PROVIDED RECORDS
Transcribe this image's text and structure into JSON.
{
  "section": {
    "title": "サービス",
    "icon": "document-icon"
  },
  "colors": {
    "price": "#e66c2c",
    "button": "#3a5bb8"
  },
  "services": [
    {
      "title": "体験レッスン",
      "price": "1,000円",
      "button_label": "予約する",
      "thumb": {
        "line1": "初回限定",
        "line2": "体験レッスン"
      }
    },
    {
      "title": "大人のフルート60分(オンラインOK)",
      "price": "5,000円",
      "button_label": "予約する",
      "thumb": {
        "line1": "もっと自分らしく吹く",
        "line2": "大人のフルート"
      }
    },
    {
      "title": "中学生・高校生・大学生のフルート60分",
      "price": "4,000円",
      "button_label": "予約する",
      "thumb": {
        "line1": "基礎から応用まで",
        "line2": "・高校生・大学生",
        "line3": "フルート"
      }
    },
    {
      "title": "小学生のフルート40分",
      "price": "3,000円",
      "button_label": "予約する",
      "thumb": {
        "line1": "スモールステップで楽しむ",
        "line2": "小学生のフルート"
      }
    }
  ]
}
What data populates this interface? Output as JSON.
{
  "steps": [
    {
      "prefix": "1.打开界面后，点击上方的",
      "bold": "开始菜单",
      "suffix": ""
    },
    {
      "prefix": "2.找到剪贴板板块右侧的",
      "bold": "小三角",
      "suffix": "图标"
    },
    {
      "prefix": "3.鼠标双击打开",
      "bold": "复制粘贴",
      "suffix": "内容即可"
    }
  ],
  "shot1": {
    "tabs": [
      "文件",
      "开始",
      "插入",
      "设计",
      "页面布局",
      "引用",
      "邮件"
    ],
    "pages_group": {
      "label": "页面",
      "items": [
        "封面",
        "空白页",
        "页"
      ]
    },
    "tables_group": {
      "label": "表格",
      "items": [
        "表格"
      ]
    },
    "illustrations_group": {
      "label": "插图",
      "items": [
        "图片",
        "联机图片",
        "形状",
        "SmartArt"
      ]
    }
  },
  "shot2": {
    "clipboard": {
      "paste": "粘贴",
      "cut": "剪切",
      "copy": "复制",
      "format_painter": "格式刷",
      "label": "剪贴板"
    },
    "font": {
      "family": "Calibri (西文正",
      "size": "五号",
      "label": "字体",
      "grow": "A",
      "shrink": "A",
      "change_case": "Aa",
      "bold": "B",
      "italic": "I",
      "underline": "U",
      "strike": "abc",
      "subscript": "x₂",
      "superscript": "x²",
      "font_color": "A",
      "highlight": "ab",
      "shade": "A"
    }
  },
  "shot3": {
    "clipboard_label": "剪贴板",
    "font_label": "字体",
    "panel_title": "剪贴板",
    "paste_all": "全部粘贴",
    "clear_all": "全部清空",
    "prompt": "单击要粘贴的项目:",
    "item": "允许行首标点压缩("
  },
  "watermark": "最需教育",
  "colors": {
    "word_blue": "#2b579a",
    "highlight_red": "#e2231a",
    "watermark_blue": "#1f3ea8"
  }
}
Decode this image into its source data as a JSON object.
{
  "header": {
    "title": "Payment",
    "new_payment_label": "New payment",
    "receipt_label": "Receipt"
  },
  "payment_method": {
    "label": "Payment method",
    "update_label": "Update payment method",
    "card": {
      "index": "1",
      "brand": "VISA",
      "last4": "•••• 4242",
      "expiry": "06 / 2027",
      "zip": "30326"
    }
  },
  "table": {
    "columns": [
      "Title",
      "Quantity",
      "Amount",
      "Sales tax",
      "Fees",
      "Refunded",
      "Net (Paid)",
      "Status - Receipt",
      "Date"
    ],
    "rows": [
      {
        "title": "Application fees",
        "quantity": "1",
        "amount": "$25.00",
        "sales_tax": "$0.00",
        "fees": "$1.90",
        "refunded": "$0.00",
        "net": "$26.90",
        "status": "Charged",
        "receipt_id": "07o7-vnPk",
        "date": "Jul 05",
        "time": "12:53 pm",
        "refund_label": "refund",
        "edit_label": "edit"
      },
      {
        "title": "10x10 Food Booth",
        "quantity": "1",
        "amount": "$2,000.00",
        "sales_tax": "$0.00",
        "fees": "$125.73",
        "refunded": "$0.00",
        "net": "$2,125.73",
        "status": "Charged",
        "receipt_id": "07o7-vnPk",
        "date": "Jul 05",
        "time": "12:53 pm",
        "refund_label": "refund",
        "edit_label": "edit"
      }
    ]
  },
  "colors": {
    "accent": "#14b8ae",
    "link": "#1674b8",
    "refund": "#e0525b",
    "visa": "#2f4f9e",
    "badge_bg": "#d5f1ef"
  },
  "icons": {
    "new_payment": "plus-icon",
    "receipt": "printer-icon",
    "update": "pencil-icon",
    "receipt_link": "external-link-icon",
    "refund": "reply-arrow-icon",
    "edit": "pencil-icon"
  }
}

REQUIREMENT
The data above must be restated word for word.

ANSWER TO THIS PROBLEM
Transcribe this image's text and structure into JSON.
{
  "section": {
    "title": "サービス",
    "icon": "document-icon"
  },
  "colors": {
    "price": "#e66c2c",
    "button": "#3a5bb8"
  },
  "services": [
    {
      "title": "体験レッスン",
      "price": "1,000円",
      "button_label": "予約する",
      "thumb": {
        "line1": "初回限定",
        "line2": "体験レッスン"
      }
    },
    {
      "title": "大人のフルート60分(オンラインOK)",
      "price": "5,000円",
      "button_label": "予約する",
      "thumb": {
        "line1": "もっと自分らしく吹く",
        "line2": "大人のフルート"
      }
    },
    {
      "title": "中学生・高校生・大学生のフルート60分",
      "price": "4,000円",
      "button_label": "予約する",
      "thumb": {
        "line1": "基礎から応用まで",
        "line2": "・高校生・大学生",
        "line3": "フルート"
      }
    },
    {
      "title": "小学生のフルート40分",
      "price": "3,000円",
      "button_label": "予約する",
      "thumb": {
        "line1": "スモールステップで楽しむ",
        "line2": "小学生のフルート"
      }
    }
  ]
}
What data populates this interface? Output as JSON.
{
  "steps": [
    {
      "prefix": "1.打开界面后，点击上方的",
      "bold": "开始菜单",
      "suffix": ""
    },
    {
      "prefix": "2.找到剪贴板板块右侧的",
      "bold": "小三角",
      "suffix": "图标"
    },
    {
      "prefix": "3.鼠标双击打开",
      "bold": "复制粘贴",
      "suffix": "内容即可"
    }
  ],
  "shot1": {
    "tabs": [
      "文件",
      "开始",
      "插入",
      "设计",
      "页面布局",
      "引用",
      "邮件"
    ],
    "pages_group": {
      "label": "页面",
      "items": [
        "封面",
        "空白页",
        "页"
      ]
    },
    "tables_group": {
      "label": "表格",
      "items": [
        "表格"
      ]
    },
    "illustrations_group": {
      "label": "插图",
      "items": [
        "图片",
        "联机图片",
        "形状",
        "SmartArt"
      ]
    }
  },
  "shot2": {
    "clipboard": {
      "paste": "粘贴",
      "cut": "剪切",
      "copy": "复制",
      "format_painter": "格式刷",
      "label": "剪贴板"
    },
    "font": {
      "family": "Calibri (西文正",
      "size": "五号",
      "label": "字体",
      "grow": "A",
      "shrink": "A",
      "change_case": "Aa",
      "bold": "B",
      "italic": "I",
      "underline": "U",
      "strike": "abc",
      "subscript": "x₂",
      "superscript": "x²",
      "font_color": "A",
      "highlight": "ab",
      "shade": "A"
    }
  },
  "shot3": {
    "clipboard_label": "剪贴板",
    "font_label": "字体",
    "panel_title": "剪贴板",
    "paste_all": "全部粘贴",
    "clear_all": "全部清空",
    "prompt": "单击要粘贴的项目:",
    "item": "允许行首标点压缩("
  },
  "watermark": "最需教育",
  "colors": {
    "word_blue": "#2b579a",
    "highlight_red": "#e2231a",
    "watermark_blue": "#1f3ea8"
  }
}
Decode this image into its source data as a JSON object.
{
  "header": {
    "title": "Payment",
    "new_payment_label": "New payment",
    "receipt_label": "Receipt"
  },
  "payment_method": {
    "label": "Payment method",
    "update_label": "Update payment method",
    "card": {
      "index": "1",
      "brand": "VISA",
      "last4": "•••• 4242",
      "expiry": "06 / 2027",
      "zip": "30326"
    }
  },
  "table": {
    "columns": [
      "Title",
      "Quantity",
      "Amount",
      "Sales tax",
      "Fees",
      "Refunded",
      "Net (Paid)",
      "Status - Receipt",
      "Date"
    ],
    "rows": [
      {
        "title": "Application fees",
        "quantity": "1",
        "amount": "$25.00",
        "sales_tax": "$0.00",
        "fees": "$1.90",
        "refunded": "$0.00",
        "net": "$26.90",
        "status": "Charged",
        "receipt_id": "07o7-vnPk",
        "date": "Jul 05",
        "time": "12:53 pm",
        "refund_label": "refund",
        "edit_label": "edit"
      },
      {
        "title": "10x10 Food Booth",
        "quantity": "1",
        "amount": "$2,000.00",
        "sales_tax": "$0.00",
        "fees": "$125.73",
        "refunded": "$0.00",
        "net": "$2,125.73",
        "status": "Charged",
        "receipt_id": "07o7-vnPk",
        "date": "Jul 05",
        "time": "12:53 pm",
        "refund_label": "refund",
        "edit_label": "edit"
      }
    ]
  },
  "colors": {
    "accent": "#14b8ae",
    "link": "#1674b8",
    "refund": "#e0525b",
    "visa": "#2f4f9e",
    "badge_bg": "#d5f1ef"
  },
  "icons": {
    "new_payment": "plus-icon",
    "receipt": "printer-icon",
    "update": "pencil-icon",
    "receipt_link": "external-link-icon",
    "refund": "reply-arrow-icon",
    "edit": "pencil-icon"
  }
}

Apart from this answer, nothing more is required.